Take each line below that has "Explore" and copy it.

Excerpts from an interface dataset:
== Segment start ==

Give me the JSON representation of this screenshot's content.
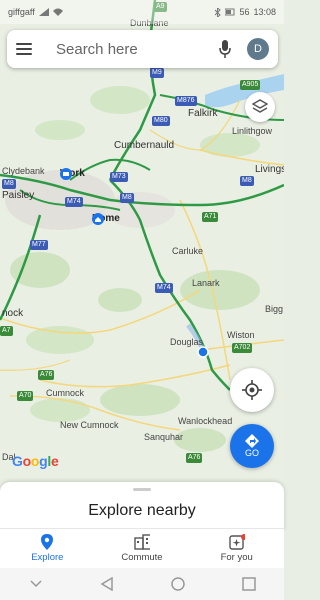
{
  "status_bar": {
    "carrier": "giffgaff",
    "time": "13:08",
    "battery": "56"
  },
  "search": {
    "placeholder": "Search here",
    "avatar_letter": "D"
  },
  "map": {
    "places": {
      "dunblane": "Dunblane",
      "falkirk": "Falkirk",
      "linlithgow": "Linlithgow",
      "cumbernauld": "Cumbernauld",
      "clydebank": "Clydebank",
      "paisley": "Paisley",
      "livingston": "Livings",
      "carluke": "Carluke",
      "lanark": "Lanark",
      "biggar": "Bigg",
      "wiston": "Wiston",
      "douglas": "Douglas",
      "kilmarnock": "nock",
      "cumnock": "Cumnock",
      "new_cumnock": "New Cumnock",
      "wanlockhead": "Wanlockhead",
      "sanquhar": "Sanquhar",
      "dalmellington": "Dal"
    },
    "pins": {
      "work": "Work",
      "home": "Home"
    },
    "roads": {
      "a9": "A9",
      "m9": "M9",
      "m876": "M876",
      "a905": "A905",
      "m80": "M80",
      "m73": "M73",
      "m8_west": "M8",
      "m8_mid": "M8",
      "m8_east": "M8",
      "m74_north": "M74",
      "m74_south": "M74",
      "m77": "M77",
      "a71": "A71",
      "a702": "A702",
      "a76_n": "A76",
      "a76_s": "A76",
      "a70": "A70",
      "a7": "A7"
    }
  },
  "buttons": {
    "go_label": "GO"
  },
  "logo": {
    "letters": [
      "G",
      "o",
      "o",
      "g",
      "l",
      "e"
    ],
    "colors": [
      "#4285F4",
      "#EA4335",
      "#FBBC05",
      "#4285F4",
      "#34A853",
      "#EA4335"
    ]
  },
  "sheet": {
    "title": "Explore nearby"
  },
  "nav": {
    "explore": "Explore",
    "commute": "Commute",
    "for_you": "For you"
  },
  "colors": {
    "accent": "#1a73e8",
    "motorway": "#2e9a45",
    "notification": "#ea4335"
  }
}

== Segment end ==

Solution:
    "title": "Explore nearby"
    "explore": "Explore",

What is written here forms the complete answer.